DATA PROVIDED –

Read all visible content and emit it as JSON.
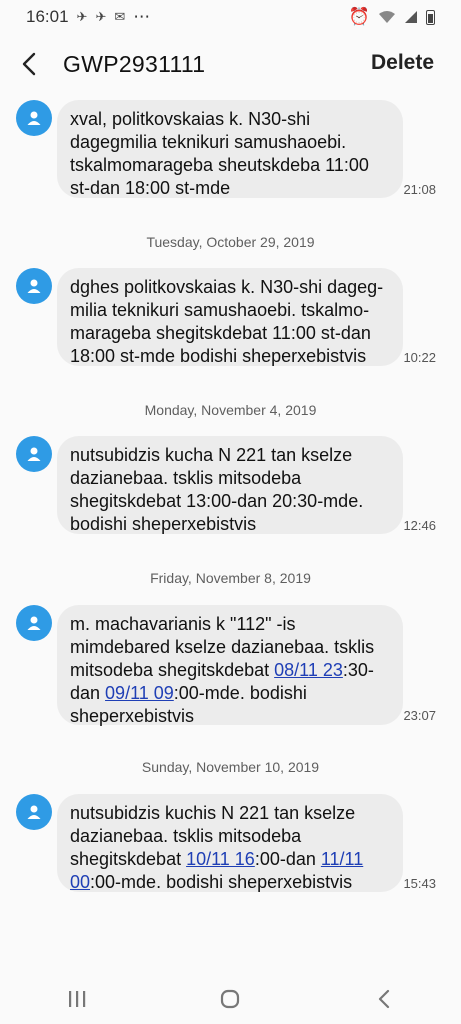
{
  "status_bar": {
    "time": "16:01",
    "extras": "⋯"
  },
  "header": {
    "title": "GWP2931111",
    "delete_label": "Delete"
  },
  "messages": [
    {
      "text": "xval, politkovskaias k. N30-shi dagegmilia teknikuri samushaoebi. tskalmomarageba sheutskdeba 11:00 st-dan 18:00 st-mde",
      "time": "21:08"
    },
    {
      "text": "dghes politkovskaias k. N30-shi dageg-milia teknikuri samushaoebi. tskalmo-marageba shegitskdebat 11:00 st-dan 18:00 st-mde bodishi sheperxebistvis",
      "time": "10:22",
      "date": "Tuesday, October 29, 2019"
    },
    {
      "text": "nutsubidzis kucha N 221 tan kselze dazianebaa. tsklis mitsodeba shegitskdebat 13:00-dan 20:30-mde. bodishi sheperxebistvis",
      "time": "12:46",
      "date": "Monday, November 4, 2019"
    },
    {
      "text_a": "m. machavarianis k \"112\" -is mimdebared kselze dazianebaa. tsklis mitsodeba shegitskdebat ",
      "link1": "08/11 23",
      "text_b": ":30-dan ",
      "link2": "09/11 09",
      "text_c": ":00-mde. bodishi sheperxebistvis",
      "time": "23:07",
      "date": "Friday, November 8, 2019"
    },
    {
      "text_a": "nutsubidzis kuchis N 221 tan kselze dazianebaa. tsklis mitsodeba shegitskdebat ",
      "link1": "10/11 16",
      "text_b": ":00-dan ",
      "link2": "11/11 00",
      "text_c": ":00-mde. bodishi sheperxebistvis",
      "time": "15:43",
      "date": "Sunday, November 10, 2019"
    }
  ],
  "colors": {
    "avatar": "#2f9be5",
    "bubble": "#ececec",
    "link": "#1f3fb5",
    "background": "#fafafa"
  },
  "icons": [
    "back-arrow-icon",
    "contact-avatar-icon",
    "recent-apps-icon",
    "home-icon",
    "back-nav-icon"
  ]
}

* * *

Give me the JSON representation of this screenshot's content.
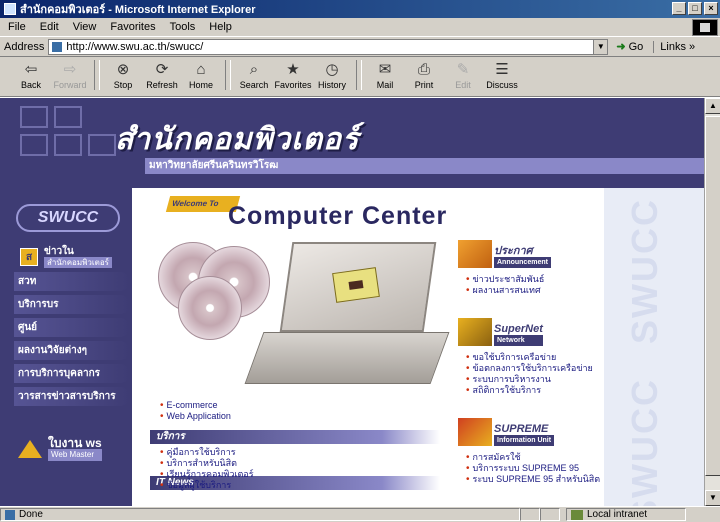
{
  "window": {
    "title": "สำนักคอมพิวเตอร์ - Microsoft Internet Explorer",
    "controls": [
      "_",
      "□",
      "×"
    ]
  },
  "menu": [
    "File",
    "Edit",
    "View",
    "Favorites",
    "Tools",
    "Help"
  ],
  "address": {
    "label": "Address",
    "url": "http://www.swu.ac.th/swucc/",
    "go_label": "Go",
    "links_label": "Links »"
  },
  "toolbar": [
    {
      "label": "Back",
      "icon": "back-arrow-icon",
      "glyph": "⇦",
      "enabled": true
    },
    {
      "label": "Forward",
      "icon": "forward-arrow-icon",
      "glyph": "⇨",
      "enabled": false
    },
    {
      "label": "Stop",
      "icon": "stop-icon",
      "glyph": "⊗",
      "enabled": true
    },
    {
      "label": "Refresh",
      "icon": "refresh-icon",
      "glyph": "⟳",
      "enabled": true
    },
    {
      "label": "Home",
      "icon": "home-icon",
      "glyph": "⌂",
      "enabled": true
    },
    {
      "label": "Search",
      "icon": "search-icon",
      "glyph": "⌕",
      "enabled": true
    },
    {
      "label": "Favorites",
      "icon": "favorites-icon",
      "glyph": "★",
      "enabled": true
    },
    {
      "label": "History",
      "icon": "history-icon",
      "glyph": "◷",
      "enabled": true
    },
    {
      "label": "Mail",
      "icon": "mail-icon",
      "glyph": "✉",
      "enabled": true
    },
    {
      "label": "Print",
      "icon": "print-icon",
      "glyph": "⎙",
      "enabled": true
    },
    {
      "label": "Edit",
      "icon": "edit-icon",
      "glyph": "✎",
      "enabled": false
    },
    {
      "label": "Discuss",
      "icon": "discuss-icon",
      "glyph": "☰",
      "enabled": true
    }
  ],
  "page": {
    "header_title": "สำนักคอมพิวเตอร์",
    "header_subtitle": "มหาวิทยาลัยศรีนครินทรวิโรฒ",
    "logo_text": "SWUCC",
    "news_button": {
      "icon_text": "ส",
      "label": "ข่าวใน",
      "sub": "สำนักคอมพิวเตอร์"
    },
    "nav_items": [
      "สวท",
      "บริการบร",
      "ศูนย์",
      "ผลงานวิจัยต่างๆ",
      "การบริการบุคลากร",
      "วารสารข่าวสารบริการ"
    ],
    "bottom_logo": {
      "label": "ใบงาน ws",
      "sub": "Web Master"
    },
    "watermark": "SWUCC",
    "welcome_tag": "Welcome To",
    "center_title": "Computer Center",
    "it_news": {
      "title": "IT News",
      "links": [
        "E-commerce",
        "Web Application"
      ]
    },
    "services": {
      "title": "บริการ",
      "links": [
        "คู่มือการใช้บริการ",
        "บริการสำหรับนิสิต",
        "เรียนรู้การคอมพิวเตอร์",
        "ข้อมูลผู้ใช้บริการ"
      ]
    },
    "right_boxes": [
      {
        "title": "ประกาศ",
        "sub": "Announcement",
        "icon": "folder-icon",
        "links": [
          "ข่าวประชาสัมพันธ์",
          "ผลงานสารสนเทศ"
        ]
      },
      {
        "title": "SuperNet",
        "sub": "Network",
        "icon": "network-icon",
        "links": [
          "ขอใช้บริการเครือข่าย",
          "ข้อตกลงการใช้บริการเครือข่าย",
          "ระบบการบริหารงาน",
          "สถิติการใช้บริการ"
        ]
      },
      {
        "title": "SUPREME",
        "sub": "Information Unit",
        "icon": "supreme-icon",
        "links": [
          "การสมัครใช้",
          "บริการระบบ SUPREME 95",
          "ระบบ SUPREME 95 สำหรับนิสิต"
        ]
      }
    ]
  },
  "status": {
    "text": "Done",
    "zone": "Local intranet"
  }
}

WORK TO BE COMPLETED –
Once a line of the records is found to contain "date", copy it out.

RESPONSE TO THE TASK –
      "date": "Tuesday, October 29, 2019"
      "date": "Monday, November 4, 2019"
      "date": "Friday, November 8, 2019"
      "date": "Sunday, November 10, 2019"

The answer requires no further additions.